■ WHAT TO DO: Every line in the records below that holds "icon" must be identified and copied.

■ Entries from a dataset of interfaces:
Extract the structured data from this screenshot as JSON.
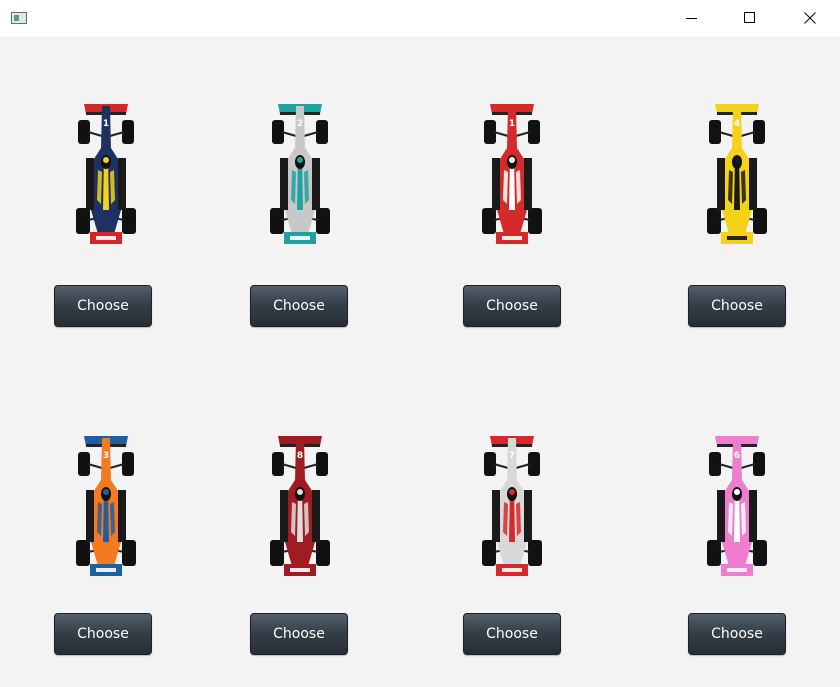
{
  "window": {
    "app_icon": "window-icon",
    "controls": [
      "minimize-icon",
      "maximize-icon",
      "close-icon"
    ]
  },
  "cars": [
    {
      "number": "1",
      "body_color": "#1e3160",
      "accent_color": "#f2d21b",
      "wing_color": "#d6252a",
      "button_label": "Choose"
    },
    {
      "number": "2",
      "body_color": "#c8c8c8",
      "accent_color": "#1fa3a0",
      "wing_color": "#1fa3a0",
      "button_label": "Choose"
    },
    {
      "number": "1",
      "body_color": "#d62a2a",
      "accent_color": "#ffffff",
      "wing_color": "#d62a2a",
      "button_label": "Choose"
    },
    {
      "number": "4",
      "body_color": "#f4d21a",
      "accent_color": "#1a1a1a",
      "wing_color": "#f4d21a",
      "button_label": "Choose"
    },
    {
      "number": "3",
      "body_color": "#f47a21",
      "accent_color": "#1f5f9e",
      "wing_color": "#1f5f9e",
      "button_label": "Choose"
    },
    {
      "number": "8",
      "body_color": "#a01c22",
      "accent_color": "#dddddd",
      "wing_color": "#a01c22",
      "button_label": "Choose"
    },
    {
      "number": "7",
      "body_color": "#d8d8d8",
      "accent_color": "#d62a2a",
      "wing_color": "#d62a2a",
      "button_label": "Choose"
    },
    {
      "number": "6",
      "body_color": "#ee7ccf",
      "accent_color": "#ffffff",
      "wing_color": "#ee7ccf",
      "button_label": "Choose"
    }
  ]
}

■ ANSWER TO THE PROBLEM:
    "app_icon": "window-icon",
      "minimize-icon",
      "maximize-icon",
      "close-icon"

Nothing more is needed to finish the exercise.